March 30, 1740

George Whitefield Diary Entry on Leaving Georgia

Evangelist George Whitefield would go on to a distinguished career, but he found it difficult leaving Georgia:

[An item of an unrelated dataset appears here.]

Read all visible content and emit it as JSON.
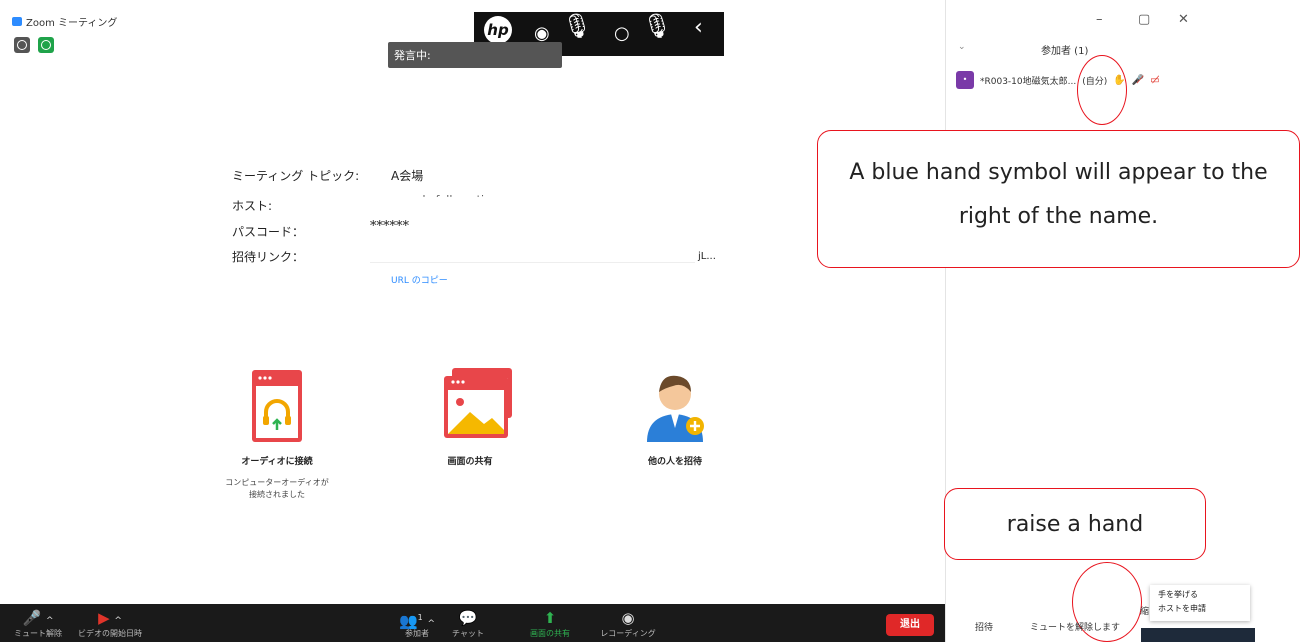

“Found myself very sick and weak in Body; but was strengthened notwithstanding, to go through most of the Duties of the Day, and to take an affectionate Leave of my dear Parishioners, because it appeared that Providence called me at this Time towards the Northward. An unspeakable Trouble and Agony of Soul did I feel most part of the Day, and was enabled to wrestle with my Lord in behalf of the People in general, and those belonging to the Orphan-House in particular… . All Things belonging to the Orphan-House succeed beyond Expectation, and some of my little Flock have lately (as far as I can judge) been effectually called of God… . Some others also there are who have received the Love of God in the Truth of it. So that I hope, if ten Saints could preserve Sodom, the few righteous Souls left behind, will prevent the utter Desolation of declining Savannah.”

Source: [no author or editor cited], Our First Visit in America: Early Reports from the Colony of Georgia, 1732-1740 (Savannah: Beehive Press, 1974), p. 303.

William Stephens noted in his journal the farewell sermon preached by Whitfield:

“…Mr. Whitfield, this Day, declared his Intention of leaving us for awhile, preaching a farewel Sermon, in the same Manner as St. Paul exhorted the Elders of the Church in Acts xx. taking for his Text the 26th and 27th Verses of that Chapter, and carrying the Parallel betwixt the Apostle and himself as far as it would go; signified, that he expected Persecution wheresoever he went; therefore knew not, whether ever those among whom he had preached the Gospel here, should see his Face any more, or not…”

Source: Allen D. Candler, ed. The Colonial Records of the State of Georgia, Vol. IV, Stephens’ Journal 1737-1740, Atlanta, GA, 1906, p. 544.